One of the toughest challenges any entrepreneur will face is managing his workforce. His ability to do this will determine whether the organization achieves long-term success.
Three ways to get the best out of your staff are training, setting clear rules and expectations, and creating a great corporate culture.
Personal Growth through Training
There are plenty of reasons why employees quit their jobs. Some do it because they hate their boss and cannot stand working for him any longer. Others jump ship wanting to get higher salaries or more benefits. A third group is those who feel stuck. They have gone as far as they can go, and there is no more room for growth.
Let us focus on the latter. Even if you manage a horizontal organization where promotions are scarce, and most employees have been in the same position for a long time, there are still things you can do to better your staff. One of the most important ones is training. Whether they take part in a leadership seminar, enhance their business communication skills, or learn a new language, training serves various purposes.
First, it lets your workers know that you care about them and not only the bottom line. Second, their skills are improving, and as a result, they can do more for your organization. Third, training provides you with the possibility of networking with experts. These are people who can provide a long-term benefit to your business.
Clarity in Rules and Expectations
The most devastating aspect of earthquakes is that they are unpredictable. No matter how much technology a country has or how knowledgeable its engineers are, an earthquake will hit without a moment’s notice. Thus, in the majority of cases, the damage will be irreparable.
A similar phenomenon is seen in business, specifically in the handling of labor.
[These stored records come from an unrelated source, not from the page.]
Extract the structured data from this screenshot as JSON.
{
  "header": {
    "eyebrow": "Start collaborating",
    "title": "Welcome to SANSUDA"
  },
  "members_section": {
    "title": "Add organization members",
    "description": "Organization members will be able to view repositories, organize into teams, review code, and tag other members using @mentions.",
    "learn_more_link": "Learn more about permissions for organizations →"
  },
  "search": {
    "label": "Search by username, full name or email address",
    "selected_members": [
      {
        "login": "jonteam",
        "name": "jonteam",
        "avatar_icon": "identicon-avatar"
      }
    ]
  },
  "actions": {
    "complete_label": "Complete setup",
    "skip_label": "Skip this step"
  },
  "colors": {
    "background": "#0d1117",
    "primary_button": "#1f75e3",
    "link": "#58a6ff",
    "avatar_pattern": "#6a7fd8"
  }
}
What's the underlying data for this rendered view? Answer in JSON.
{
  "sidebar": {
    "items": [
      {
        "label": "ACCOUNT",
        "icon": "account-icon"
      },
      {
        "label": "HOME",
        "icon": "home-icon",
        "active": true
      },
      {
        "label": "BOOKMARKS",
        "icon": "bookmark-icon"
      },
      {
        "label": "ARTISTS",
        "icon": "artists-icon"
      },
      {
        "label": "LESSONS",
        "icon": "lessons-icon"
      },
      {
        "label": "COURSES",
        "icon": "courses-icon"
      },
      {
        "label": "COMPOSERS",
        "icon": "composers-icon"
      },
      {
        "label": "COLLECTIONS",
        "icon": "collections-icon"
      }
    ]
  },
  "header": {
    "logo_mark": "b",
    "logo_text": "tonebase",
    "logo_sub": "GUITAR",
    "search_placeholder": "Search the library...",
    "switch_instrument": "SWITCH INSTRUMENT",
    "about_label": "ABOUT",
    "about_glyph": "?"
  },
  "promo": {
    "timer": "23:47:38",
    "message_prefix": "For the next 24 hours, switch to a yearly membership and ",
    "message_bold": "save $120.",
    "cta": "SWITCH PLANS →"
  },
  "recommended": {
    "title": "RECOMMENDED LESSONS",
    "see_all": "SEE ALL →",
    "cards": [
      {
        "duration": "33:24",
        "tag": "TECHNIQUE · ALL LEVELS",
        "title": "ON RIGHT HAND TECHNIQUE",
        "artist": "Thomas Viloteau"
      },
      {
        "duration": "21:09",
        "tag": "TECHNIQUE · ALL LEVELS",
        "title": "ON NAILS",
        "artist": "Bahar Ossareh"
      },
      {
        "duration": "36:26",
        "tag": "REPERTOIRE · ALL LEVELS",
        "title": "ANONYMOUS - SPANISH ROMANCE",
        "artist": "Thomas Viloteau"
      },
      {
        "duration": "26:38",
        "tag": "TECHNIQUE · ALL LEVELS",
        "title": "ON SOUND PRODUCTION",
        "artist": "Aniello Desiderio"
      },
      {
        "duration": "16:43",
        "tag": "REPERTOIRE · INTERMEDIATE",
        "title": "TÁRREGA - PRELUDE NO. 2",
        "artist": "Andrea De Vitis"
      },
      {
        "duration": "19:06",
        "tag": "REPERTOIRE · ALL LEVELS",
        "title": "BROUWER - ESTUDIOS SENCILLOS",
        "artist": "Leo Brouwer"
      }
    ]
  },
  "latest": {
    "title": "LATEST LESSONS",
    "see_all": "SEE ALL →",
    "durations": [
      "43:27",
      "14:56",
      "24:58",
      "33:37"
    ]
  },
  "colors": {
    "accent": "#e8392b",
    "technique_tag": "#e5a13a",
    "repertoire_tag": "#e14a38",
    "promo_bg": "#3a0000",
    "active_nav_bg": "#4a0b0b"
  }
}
If employees know that they have to work until midnight without getting any overtime incentives, they will do so. After all, this is what they signed up for when they joined the company.
Yet, if this is not in the contract, it’ll come as a surprise to them, and the level of push back and dissatisfaction will be enormous.
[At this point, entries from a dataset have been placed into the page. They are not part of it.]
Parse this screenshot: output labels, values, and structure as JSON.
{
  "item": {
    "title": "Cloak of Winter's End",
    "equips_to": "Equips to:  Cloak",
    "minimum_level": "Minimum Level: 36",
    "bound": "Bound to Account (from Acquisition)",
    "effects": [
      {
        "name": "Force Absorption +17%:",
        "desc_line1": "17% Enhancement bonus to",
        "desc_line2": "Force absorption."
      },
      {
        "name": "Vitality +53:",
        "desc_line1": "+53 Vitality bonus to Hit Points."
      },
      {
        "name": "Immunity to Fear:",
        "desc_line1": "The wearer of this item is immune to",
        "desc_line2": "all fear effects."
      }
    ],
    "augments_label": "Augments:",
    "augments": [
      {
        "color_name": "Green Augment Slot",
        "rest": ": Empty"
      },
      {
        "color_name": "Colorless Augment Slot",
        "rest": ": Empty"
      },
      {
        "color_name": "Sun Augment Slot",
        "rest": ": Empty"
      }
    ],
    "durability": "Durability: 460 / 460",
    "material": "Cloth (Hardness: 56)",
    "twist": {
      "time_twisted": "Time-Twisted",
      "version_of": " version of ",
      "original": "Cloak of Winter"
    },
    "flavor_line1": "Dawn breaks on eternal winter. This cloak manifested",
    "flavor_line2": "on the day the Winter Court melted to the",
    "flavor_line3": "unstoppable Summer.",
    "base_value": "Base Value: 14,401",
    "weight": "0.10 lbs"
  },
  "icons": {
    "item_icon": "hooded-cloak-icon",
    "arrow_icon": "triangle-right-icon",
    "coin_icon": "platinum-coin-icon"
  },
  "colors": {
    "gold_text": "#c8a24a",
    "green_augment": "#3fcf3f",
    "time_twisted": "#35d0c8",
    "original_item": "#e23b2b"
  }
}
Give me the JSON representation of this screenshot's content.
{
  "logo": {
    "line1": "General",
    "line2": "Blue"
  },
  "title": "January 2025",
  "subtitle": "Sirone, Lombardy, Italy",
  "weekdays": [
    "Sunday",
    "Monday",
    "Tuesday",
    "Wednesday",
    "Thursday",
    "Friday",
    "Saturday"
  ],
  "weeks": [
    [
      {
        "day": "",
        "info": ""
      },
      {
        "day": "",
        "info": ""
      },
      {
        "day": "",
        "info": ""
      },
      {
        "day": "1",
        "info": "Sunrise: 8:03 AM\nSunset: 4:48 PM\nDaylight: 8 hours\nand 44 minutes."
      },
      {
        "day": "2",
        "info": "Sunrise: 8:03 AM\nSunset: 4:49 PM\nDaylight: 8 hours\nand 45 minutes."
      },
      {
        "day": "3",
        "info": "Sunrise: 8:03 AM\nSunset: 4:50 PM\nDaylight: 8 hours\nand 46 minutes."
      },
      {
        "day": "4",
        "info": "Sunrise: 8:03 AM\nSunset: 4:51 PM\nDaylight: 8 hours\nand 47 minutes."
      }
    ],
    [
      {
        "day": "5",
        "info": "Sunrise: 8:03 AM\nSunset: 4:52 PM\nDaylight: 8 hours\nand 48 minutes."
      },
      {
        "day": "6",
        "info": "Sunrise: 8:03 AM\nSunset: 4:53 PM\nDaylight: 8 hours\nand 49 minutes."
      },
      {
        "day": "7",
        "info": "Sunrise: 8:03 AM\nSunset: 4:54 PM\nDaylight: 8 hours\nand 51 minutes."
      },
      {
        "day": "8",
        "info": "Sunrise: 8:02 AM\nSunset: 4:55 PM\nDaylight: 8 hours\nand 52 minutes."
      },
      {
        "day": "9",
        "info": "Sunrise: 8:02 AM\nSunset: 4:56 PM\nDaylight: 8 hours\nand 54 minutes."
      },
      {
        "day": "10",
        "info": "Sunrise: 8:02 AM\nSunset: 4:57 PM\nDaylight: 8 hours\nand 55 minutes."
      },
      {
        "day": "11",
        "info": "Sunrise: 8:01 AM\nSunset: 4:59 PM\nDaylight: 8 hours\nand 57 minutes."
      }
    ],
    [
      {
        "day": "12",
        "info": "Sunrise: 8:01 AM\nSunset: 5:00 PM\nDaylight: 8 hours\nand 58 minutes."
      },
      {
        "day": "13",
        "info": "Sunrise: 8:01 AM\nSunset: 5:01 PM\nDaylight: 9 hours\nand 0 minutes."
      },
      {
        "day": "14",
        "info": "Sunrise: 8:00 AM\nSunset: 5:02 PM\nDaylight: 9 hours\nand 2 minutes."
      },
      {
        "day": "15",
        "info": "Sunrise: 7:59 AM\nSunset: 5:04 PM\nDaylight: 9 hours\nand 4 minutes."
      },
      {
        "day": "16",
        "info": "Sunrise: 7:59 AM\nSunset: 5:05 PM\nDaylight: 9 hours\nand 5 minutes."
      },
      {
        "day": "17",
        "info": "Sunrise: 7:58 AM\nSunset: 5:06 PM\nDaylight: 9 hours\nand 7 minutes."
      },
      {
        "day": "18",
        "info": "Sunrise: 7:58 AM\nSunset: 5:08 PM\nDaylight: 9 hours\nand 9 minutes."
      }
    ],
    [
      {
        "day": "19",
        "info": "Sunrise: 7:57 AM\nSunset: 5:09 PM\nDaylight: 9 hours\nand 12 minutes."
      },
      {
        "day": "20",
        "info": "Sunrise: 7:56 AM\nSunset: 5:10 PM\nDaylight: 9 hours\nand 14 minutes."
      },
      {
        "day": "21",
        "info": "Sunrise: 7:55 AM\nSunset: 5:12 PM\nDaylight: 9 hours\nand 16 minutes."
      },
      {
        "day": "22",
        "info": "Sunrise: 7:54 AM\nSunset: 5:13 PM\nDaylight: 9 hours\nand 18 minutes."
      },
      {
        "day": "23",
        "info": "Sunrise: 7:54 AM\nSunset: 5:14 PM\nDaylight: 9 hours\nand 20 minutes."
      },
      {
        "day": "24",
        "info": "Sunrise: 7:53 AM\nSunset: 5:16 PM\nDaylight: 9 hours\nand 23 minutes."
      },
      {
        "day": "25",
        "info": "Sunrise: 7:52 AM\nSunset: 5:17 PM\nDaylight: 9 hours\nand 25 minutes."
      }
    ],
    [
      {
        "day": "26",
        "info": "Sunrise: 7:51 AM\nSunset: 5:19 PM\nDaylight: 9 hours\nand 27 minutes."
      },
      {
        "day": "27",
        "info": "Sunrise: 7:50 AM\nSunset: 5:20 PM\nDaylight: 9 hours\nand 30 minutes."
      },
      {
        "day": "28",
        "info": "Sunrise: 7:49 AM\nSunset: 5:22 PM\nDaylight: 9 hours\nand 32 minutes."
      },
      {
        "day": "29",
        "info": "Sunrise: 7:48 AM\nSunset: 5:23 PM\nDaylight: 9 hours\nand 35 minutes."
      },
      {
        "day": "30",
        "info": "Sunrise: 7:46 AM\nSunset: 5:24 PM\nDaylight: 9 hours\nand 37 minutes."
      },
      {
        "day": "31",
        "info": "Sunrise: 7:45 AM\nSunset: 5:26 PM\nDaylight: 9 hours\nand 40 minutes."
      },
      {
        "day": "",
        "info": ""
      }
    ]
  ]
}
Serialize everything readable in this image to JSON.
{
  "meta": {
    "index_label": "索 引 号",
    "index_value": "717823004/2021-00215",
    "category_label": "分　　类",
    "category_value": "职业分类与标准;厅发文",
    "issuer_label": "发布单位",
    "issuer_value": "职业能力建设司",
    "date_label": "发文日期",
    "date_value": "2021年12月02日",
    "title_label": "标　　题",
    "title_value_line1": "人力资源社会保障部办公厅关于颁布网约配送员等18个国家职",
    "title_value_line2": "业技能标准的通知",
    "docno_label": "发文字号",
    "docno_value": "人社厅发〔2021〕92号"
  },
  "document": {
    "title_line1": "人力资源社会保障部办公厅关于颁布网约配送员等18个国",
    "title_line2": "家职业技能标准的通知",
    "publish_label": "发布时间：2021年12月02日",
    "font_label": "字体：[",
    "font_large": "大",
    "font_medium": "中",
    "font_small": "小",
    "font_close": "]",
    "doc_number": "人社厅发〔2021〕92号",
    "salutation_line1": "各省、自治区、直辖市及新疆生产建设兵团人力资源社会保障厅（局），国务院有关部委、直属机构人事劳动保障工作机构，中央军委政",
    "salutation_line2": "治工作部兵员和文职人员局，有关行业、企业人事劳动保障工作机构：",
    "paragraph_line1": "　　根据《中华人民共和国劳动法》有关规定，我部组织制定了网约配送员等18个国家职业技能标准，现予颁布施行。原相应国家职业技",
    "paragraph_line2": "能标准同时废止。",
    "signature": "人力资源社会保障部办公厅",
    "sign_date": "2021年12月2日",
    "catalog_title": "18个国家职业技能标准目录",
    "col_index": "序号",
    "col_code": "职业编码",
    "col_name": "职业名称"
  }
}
The problem many organizations face is not the rule itself or how many there are. On the contrary, the thing employees take issue with is not having enough rules or having unclear ones.
“This is not what I am being paid to do.” “What you are asking me now is not what you told me in the interview.” “You said we could take three days off, not two.” These and other similar complaints are widespread in more than a few companies. Managers don’t set clear expectations at the beginning and then wonder why employees are unhappy.
A Great Company Culture
Everybody talks about great company culture, but few actually know how to define it. Is it an organization where all employees are happy? Is it based more on a stable management team and a responsible board of directors? Does great company culture represent high sales numbers and profitability?
All three answers are valid. Still, what matters is not what the term represents. The important thing is how to achieve it. If you find yourself looking for answers, you could start by looking at few different aspects, including:
- A staff that is in alignment with company goals. If your employees share your vision, they will be more than willing to do what it takes to get there.
- Employees who are motivated to work. Ability is meaningless if there is no desire. A person can be incredibly skilled, but without motivation, he will get nowhere.
- An environment built for teamwork and cooperation. Some companies are fun to be at, even if the workload is high. The same goes for colleagues. A good partner will increase efficiency tenfold.
- Sense of belonging. All people working for the enterprise feel as though they are shareholders in the venture. They are not merely employees getting paid a monthly salary but essential contributors and drivers of success.
- Building leaders. At some point, CEOs will step down, and managers will give way for newcomers. Is your organization ready for this? Will your replacement be as good as you?
These and other features showcase what great company culture is and where the organization should be trying to get.
Nobody joins an organization to quit. Most do so because they want to grow as individuals and be part of something special. Whether this is achieved depends on how much management cares and what they are willing to do.
By placing proper value on training, rules and regulations, and the organization’s culture, companies will ensure low turnover rates and thrive in any industry they find themselves in.